A Blog Supreme (NPR) posted this topic earlier this week and the writer relates getting over a thousand responses. Miles Davis. The most popular jazz artist of all time? Inspired me to quickly note my response and post it here on my web site.
I was in my teens and loved to listen to Beatles, CSN&Y, The Who, Santana, all the bands who played at Woodstock. When I saw a triple LP documenting the Isle of Wight festival, with a whole side of new live Jimi Hendrix, I had to have it.
The album ended with a long track by someone named Miles Davis, titled “Call It Anything”. I started to listen but couldn’t make any sense of the music. I felt ripped off. What the hell was this?
A buddy of mine in high school (Renaldo Migaldi) said, “I knew you were hooked because you’d come to school day after day complaining about Miles Davis.”
I started to read about him. Ralph Gleason published a complimentary review of “On The Corner” with Santana’s “Caravanserai” and I respected his writing and his taste. Clearly there was something here I wasn’t getting. That summer I went several times to the library (what a geek, I know) and checked out jazz records and old editions of Downbeat magazine, trying to get a handle on this music.

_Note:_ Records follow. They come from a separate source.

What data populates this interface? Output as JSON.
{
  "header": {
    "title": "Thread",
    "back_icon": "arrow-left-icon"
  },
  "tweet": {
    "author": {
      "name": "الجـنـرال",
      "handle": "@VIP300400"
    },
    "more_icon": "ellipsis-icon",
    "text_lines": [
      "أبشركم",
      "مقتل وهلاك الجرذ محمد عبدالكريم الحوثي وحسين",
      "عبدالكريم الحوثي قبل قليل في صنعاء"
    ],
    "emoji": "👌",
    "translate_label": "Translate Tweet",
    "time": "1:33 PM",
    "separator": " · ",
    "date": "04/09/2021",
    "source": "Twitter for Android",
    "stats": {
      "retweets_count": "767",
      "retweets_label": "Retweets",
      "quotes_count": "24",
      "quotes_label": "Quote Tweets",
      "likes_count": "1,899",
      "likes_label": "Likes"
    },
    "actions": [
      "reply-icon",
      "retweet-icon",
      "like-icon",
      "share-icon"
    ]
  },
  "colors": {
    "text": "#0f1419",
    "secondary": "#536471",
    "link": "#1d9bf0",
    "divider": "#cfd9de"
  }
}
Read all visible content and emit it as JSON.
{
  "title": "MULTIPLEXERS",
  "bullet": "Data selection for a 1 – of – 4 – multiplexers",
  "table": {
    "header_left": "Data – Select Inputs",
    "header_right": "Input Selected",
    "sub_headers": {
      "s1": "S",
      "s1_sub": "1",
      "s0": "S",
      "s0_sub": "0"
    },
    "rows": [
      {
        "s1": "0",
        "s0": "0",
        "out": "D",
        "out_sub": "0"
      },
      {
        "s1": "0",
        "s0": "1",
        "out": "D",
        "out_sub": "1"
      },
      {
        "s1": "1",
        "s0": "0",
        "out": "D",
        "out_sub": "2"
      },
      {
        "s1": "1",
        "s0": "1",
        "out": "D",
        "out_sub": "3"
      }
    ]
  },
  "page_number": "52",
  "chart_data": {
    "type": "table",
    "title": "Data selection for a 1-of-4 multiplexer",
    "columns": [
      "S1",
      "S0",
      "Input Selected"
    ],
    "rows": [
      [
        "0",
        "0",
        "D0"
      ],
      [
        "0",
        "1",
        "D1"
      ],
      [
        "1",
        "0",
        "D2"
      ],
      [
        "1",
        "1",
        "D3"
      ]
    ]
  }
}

Finally, freshman year of college, I checked out a Smithsonian collection of classic jazz that contained a track from Miles Davis’ “Kind of Blue”. I’m pretty sure it was “So What”. It clicked. I got it. I fell in love.
I’m still in love today. I love each of Miles Davis’ periods, from his apprenticeship with Charlie Parker to his Birth of the Cool sessions; both of his great quintets from the 1950s & ’60s. The electric Miles, and even the last batch of recordings he made before his death. He was the Picasso of music in the last century.
When I went through a divorce a decade ago, part of my dealing with it was to put together a talk on Miles Davis, which I gave at the Creativity & Madness conference in Maui later that year. He has been a touchstone for my life story. My love of his music goes beyond my intellectual capacity to express. My year isn’t complete without working my way through listening to all of my Miles music, which is a mountain of listening. I just listened to Dark Magus yesterday.
And yes, today I can make sense of “Call It Anything”.